I’ve been encouraged lately about the publication of my latest book, “An Uphill Climb – Survivor’s Guilt and the Inca Trail”. Although sales continue at a trickle, they do continue – and are starting to pick up a bit. More importantly, the reviews posted on Amazon have been excellent, with 12 out of 13 rating it “5 star” and one “4 star”. Even better, only one reviewer was not a complete stranger, and that one was someone I have not seen in over 40 years.

Important to me, some of those reviewers said that they had experienced similar loss in their lives, and they were grateful that I had addressed some of their feelings.

In the past few weeks I’ve been contacted by two national book review services requesting Reviewer’s Copies, and received an amazingly upbeat and complimentary rejection notice from a major publisher.

Seriously, here is a direct quote:

My colleagues and I have now very carefully looked at your full manuscript. I received independent reports on the style, quality of writing and the suitability to genre and I am pleased to say that we find An Uphill Climb: Survivor’s Guilt and the Inca Trail to be of considerable merit and believe it would appeal to the reading public.
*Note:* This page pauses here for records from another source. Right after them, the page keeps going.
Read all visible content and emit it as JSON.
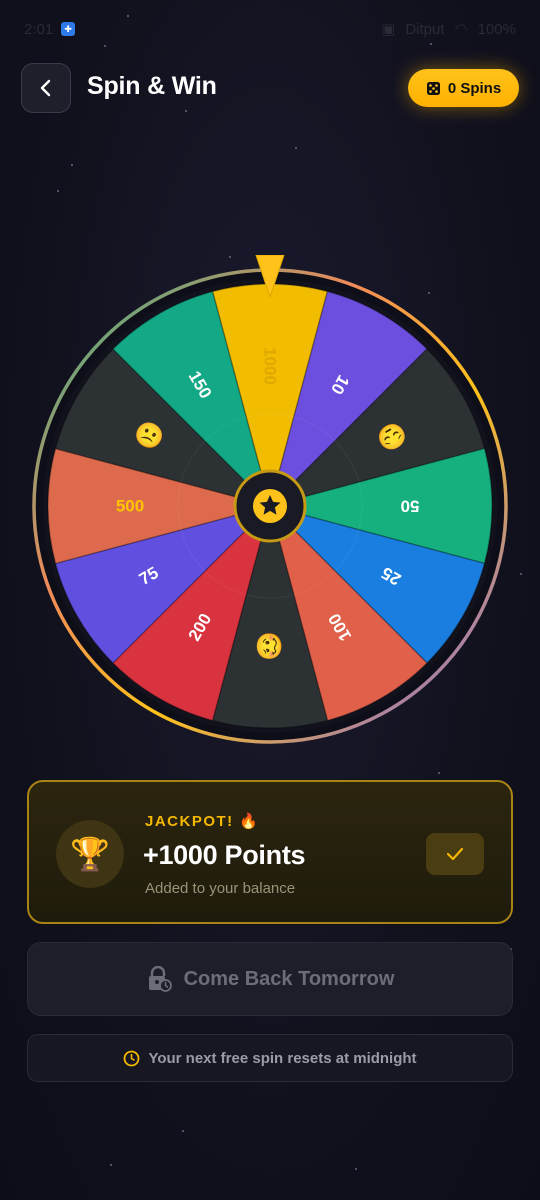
{
  "status_bar": {
    "time": "2:01",
    "signal_text": "Ditput",
    "battery": "100%"
  },
  "header": {
    "title": "Spin & Win",
    "spins_label": "0 Spins"
  },
  "wheel": {
    "pointer_color": "#ffc21a",
    "center_icon": "star-icon",
    "segments": [
      {
        "label": "1000",
        "color": "#f2bd00",
        "kind": "text",
        "text_color": "#e0a800"
      },
      {
        "label": "10",
        "color": "#6d4fe0",
        "kind": "text",
        "text_color": "#ffffff"
      },
      {
        "label": "😔",
        "color": "#2c3133",
        "kind": "emoji",
        "text_color": "#ffffff"
      },
      {
        "label": "50",
        "color": "#16b07f",
        "kind": "text",
        "text_color": "#ffffff"
      },
      {
        "label": "25",
        "color": "#1a7ee0",
        "kind": "text",
        "text_color": "#ffffff"
      },
      {
        "label": "100",
        "color": "#e0604a",
        "kind": "text",
        "text_color": "#ffffff"
      },
      {
        "label": "🥴",
        "color": "#2c3133",
        "kind": "emoji",
        "text_color": "#ffffff"
      },
      {
        "label": "200",
        "color": "#d9333f",
        "kind": "text",
        "text_color": "#ffffff"
      },
      {
        "label": "75",
        "color": "#6150e0",
        "kind": "text",
        "text_color": "#ffffff"
      },
      {
        "label": "500",
        "color": "#dd6a4c",
        "kind": "text",
        "text_color": "#ffc400"
      },
      {
        "label": "😕",
        "color": "#2c3133",
        "kind": "emoji",
        "text_color": "#ffffff"
      },
      {
        "label": "150",
        "color": "#13a886",
        "kind": "text",
        "text_color": "#ffffff"
      }
    ]
  },
  "result": {
    "badge": "JACKPOT! 🔥",
    "points": "+1000 Points",
    "note": "Added to your balance",
    "icon": "trophy-icon"
  },
  "come_back_label": "Come Back Tomorrow",
  "reset_text": "Your next free spin resets at midnight"
}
Although we agree the work is well written and has literary merit, commercial decisions have to be made in this fiercely competitive market. Bearing this in mind, we cannot offer a traditional contract for the work at this time. We would be able to offer a contribution-based contract, but this may be seen as inappropriate and undeserving of a manuscript of such a sensitive and uplifting nature.
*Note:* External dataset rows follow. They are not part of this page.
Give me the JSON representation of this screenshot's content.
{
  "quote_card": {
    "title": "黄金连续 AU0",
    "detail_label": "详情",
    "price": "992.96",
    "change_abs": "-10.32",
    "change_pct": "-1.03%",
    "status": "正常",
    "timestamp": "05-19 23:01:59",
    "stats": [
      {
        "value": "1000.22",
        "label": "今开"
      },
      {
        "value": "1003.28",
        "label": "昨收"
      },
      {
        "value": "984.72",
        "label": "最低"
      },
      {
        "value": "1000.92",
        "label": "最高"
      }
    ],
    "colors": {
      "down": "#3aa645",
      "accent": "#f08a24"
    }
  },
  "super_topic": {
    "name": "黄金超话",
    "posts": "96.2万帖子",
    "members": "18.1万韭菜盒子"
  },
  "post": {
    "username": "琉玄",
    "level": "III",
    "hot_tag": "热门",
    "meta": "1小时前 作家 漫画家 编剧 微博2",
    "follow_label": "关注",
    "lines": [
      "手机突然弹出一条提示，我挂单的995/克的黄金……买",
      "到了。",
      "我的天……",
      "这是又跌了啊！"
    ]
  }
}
Now tell me true, isn’t that the sweetest “Drop Dead” letter you’ve ever seen?

The book was also noticed by the folks at Yall.com , who publish a web site dedicated (as you may have guessed by the name) to celebrating all things Southern. Since we are currently living in east Tennessee, they contacted me to do a video interview as their Southern Author of the Week.

It was a fun experience, and I thank them for the opportunity. I hope the word spreads, and I can touch more people’s lives. As I mentioned in the interview, as we are about to pass 213,000 COVID deaths nationwide, there are probably a lot of people out there who are feeling a bit of Survivor’s Guilt themselves. I can’t imagine how much worse it would have been for me if I had watched my wife die in quarantine isolation, unable to provide any comfort.

Here then, is the full 15-minute interview: